The Department of Energy and Climate Change (DECC) is aiming to boost the use of renewable heat in non domestic applications by increasing a number of Renewable Heat Incentive tariffs.

Under DECC’s proposals, support for ground source heat pumps, large biomass and solar thermal will be increased.

The rates published in the consultation can be seen below:



Current rate



(1MW and above)




Small (up to 100kW)




Large (100kW and above)


Solar thermal

up to 200kW



The energy and climate change minister Greg Barker noted that over 1,300 installations have already been installed under the non domestic RHI but more could be done. He said: “The Renewable Heat Incentive has been running for nearly eighteen months, so now is a timely moment to look again at the tariffs.

“We need to make sure they are set at the right level to continue bringing forward investment and growth and at the same time keep costs to the taxpayer to a minimum. That’s what our proposals set out today are designed to do.”

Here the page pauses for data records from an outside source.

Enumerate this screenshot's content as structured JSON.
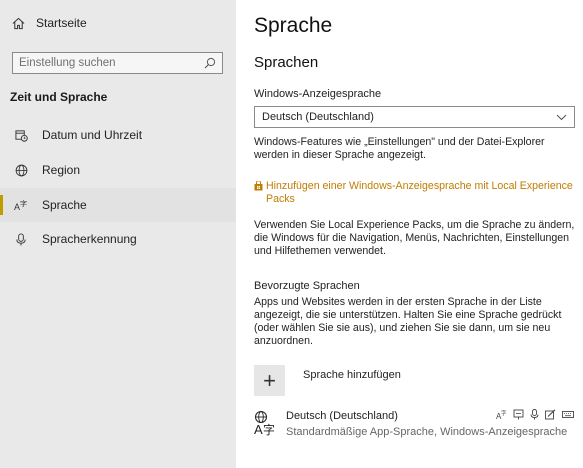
{
  "sidebar": {
    "home_label": "Startseite",
    "search_placeholder": "Einstellung suchen",
    "section_title": "Zeit und Sprache",
    "items": [
      {
        "label": "Datum und Uhrzeit",
        "icon": "calendar-clock-icon"
      },
      {
        "label": "Region",
        "icon": "globe-icon"
      },
      {
        "label": "Sprache",
        "icon": "language-icon",
        "active": true
      },
      {
        "label": "Spracherkennung",
        "icon": "microphone-icon"
      }
    ],
    "accent_color": "#c19c00"
  },
  "main": {
    "title": "Sprache",
    "section_title": "Sprachen",
    "display_lang_label": "Windows-Anzeigesprache",
    "display_lang_value": "Deutsch (Deutschland)",
    "display_lang_note": "Windows-Features wie „Einstellungen\" und der Datei-Explorer werden in dieser Sprache angezeigt.",
    "lxp_link": "Hinzufügen einer Windows-Anzeigesprache mit Local Experience Packs",
    "lxp_link_color": "#c17d00",
    "lxp_note": "Verwenden Sie Local Experience Packs, um die Sprache zu ändern, die Windows für die Navigation, Menüs, Nachrichten, Einstellungen und Hilfethemen verwendet.",
    "preferred_label": "Bevorzugte Sprachen",
    "preferred_note": "Apps und Websites werden in der ersten Sprache in der Liste angezeigt, die sie unterstützen. Halten Sie eine Sprache gedrückt (oder wählen Sie sie aus), und ziehen Sie sie dann, um sie neu anzuordnen.",
    "add_label": "Sprache hinzufügen",
    "languages": [
      {
        "name": "Deutsch (Deutschland)",
        "subtitle": "Standardmäßige App-Sprache, Windows-Anzeigesprache"
      }
    ]
  }
}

After reviewing the evidence base, DECC has taken the decision not to increase the tariff for small and medium biomass due to the ‘current high level of demand for these technologies’. In addition, DECC will be reducing support for medium-scale commercial biomass installations by 5%. The new rates can be seen below and will come into effect on 1 July 2013:

Current rates

New rates (from 1 July 2013)

Tier 1: 5.3p/Kwh

Tier 1: 5.0p/Kwh

Tier 2: 2.2p/Kwh

Tier 2: 2.1p/Kwh

The higher rates for technologies such as solar thermal were made possible after the government reevaluated how it calculated the value of offshore wind – the stated marginal technology. By including other calculations, such as the value of the Carbon Price Floor, DECC has raised the cap allowing the tariffs to be boosted.

Commenting on the revised cap, Stuart Elmes, chair of the Solar Trade Association’s (STA) Solar Thermal Working Group noted that it could have other implications. He said: “The realisation of the full cost of government support for offshore wind also impacts on the domestic RHI. It should enable DECC to implement a higher tariff for domestic solar thermal when the RHI launches next spring than had been proposed in last autumn’s consultation.”

Industry has broadly welcomed the revised RHI tariffs, with the STA welcoming the government’s 'commitment to support the growth of renewable heat in the UK'. Dave Sowden, chief executive of the Micropower Council, added: “The proposals for increased levels for biomass, GSHP and solar thermal are good news for industry. With deployment levels in the non-domestic Renewable Heat Incentive so far having been unsatisfactory, we have been awaiting this tariff review consultation announcement for some time.

“The introduction of the new tariff levels would help provide the boost needed to increase deployment, not only providing support to industry but also helping the UK on its pathway to renewables.”

However, Sowden warned: “This is the consultation stage and we are some way from the tariffs being introduced but this provides a good demonstration of the government’s commitment to support the UK renewable heat industry.”

The consultation will close on 28 June 2013 and can be viewed here.